» Assigned task
If a line below contains the word "call", count it. Please give the total and nothing else.

» Stored entries
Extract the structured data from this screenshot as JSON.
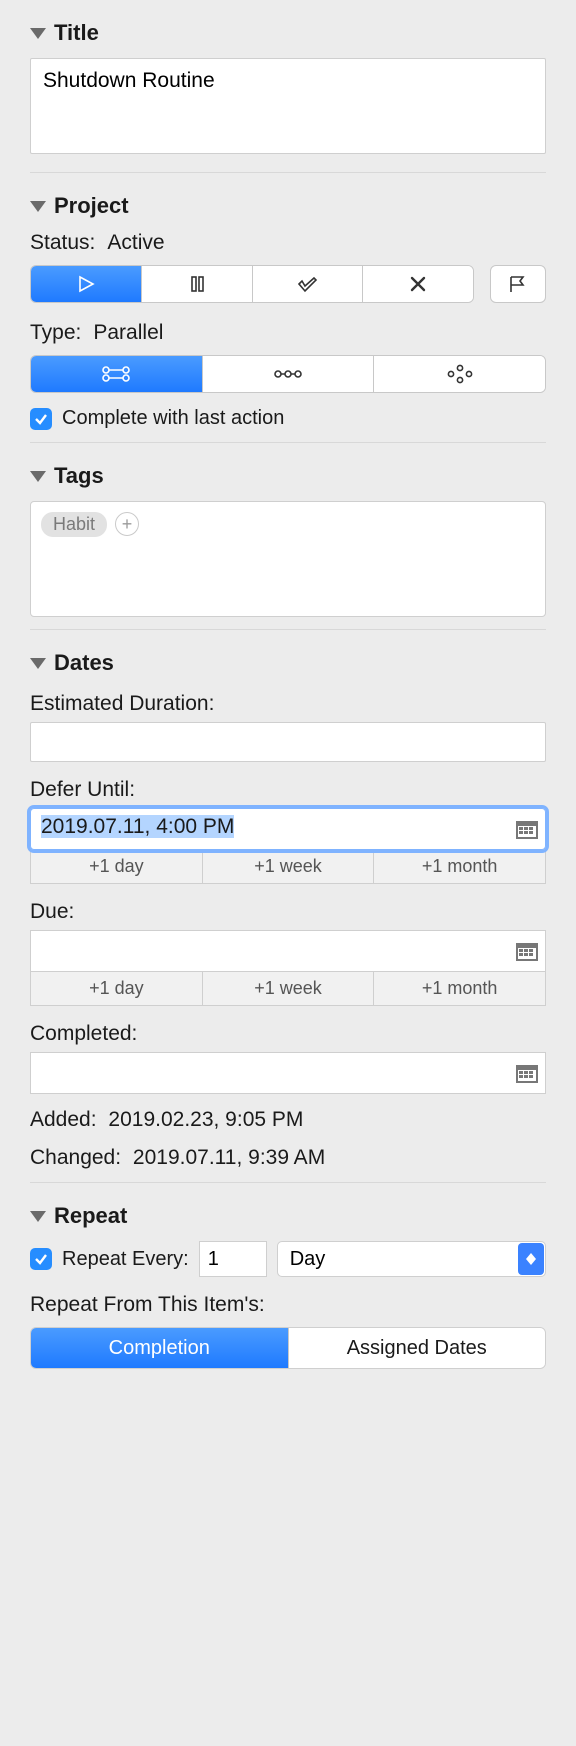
{
  "sections": {
    "title": {
      "header": "Title",
      "value": "Shutdown Routine"
    },
    "project": {
      "header": "Project",
      "status_label": "Status:",
      "status_value": "Active",
      "type_label": "Type:",
      "type_value": "Parallel",
      "complete_last_label": "Complete with last action",
      "complete_last_checked": true
    },
    "tags": {
      "header": "Tags",
      "items": [
        "Habit"
      ]
    },
    "dates": {
      "header": "Dates",
      "estimated_label": "Estimated Duration:",
      "estimated_value": "",
      "defer_label": "Defer Until:",
      "defer_value": "2019.07.11, 4:00 PM",
      "due_label": "Due:",
      "due_value": "",
      "completed_label": "Completed:",
      "completed_value": "",
      "quick": {
        "day": "+1 day",
        "week": "+1 week",
        "month": "+1 month"
      },
      "added_label": "Added:",
      "added_value": "2019.02.23, 9:05 PM",
      "changed_label": "Changed:",
      "changed_value": "2019.07.11, 9:39 AM"
    },
    "repeat": {
      "header": "Repeat",
      "every_label": "Repeat Every:",
      "every_value": "1",
      "every_unit": "Day",
      "every_checked": true,
      "from_label": "Repeat From This Item's:",
      "from_options": [
        "Completion",
        "Assigned Dates"
      ],
      "from_selected": "Completion"
    }
  }
}
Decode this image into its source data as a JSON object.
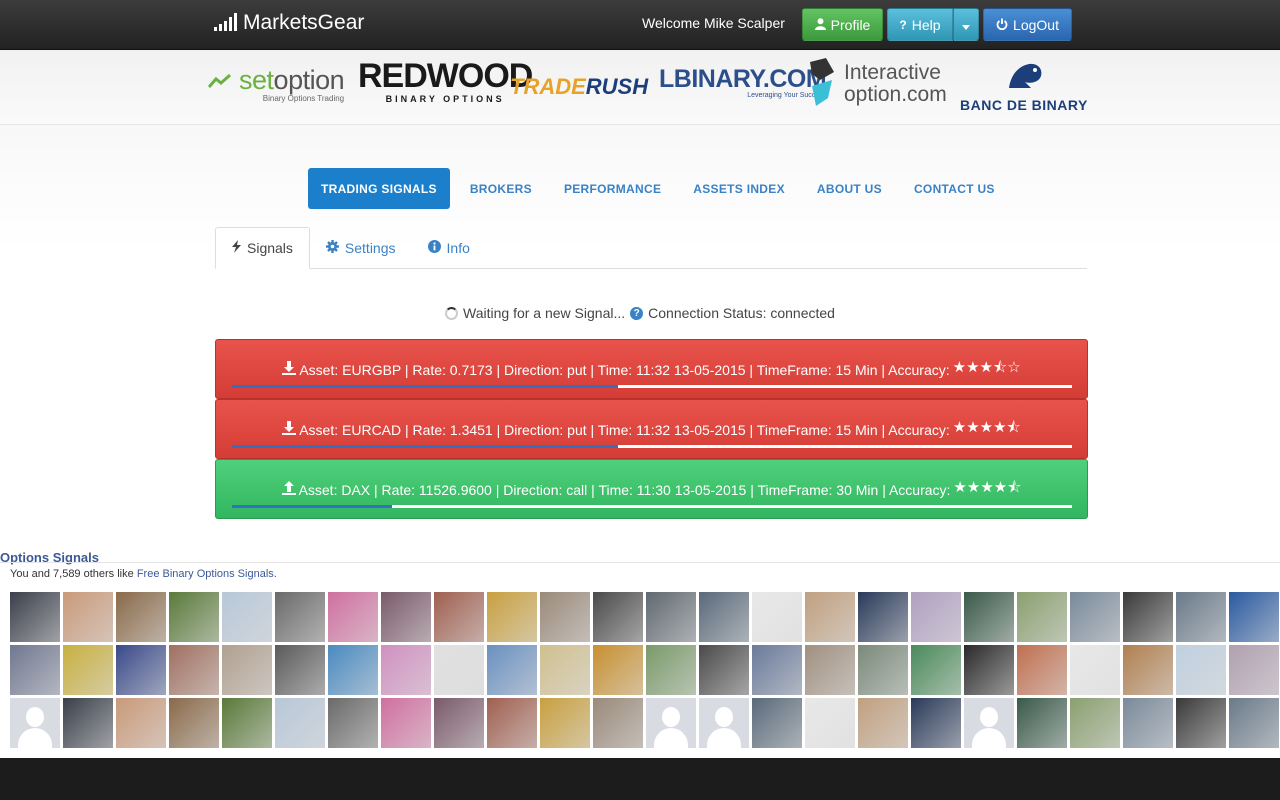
{
  "header": {
    "brand": "MarketsGear",
    "welcome": "Welcome Mike Scalper",
    "profile_label": "Profile",
    "help_label": "Help",
    "logout_label": "LogOut"
  },
  "brokers": {
    "setoption": {
      "name_a": "set",
      "name_b": "option",
      "tagline": "Binary Options Trading"
    },
    "redwood": {
      "name": "REDWOOD",
      "tagline": "BINARY OPTIONS"
    },
    "traderush": {
      "name_a": "TRADE",
      "name_b": "RUSH"
    },
    "lbinary": {
      "name": "LBINARY.COM",
      "tagline": "Leveraging Your Success"
    },
    "interactive": {
      "line1": "Interactive",
      "line2": "option.com"
    },
    "bancdebinary": {
      "name": "BANC DE BINARY"
    }
  },
  "nav": {
    "items": [
      "TRADING SIGNALS",
      "BROKERS",
      "PERFORMANCE",
      "ASSETS INDEX",
      "ABOUT US",
      "CONTACT US"
    ]
  },
  "tabs": {
    "signals": "Signals",
    "settings": "Settings",
    "info": "Info"
  },
  "status": {
    "waiting": "Waiting for a new Signal...",
    "connection": "Connection Status: connected"
  },
  "signals": [
    {
      "text": "Asset: EURGBP | Rate: 0.7173 | Direction: put | Time: 11:32 13-05-2015 | TimeFrame: 15 Min | Accuracy:",
      "stars": "★★★⯪☆",
      "direction": "put",
      "progress": 0.46,
      "color": "#d9443c"
    },
    {
      "text": "Asset: EURCAD | Rate: 1.3451 | Direction: put | Time: 11:32 13-05-2015 | TimeFrame: 15 Min | Accuracy:",
      "stars": "★★★★⯪",
      "direction": "put",
      "progress": 0.46,
      "color": "#d9443c"
    },
    {
      "text": "Asset: DAX | Rate: 11526.9600 | Direction: call | Time: 11:30 13-05-2015 | TimeFrame: 30 Min | Accuracy:",
      "stars": "★★★★⯪",
      "direction": "call",
      "progress": 0.19,
      "color": "#3cc06a"
    }
  ],
  "facebook": {
    "title": "Options Signals",
    "like_text": "You and 7,589 others like",
    "page_link": "Free Binary Options Signals."
  },
  "colors": {
    "accent": "#1c7fcc",
    "put": "#d9443c",
    "call": "#3cc06a",
    "profile_btn": "#4cae4c",
    "help_btn": "#39b3d7",
    "logout_btn": "#337ab7"
  }
}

» Written reply
3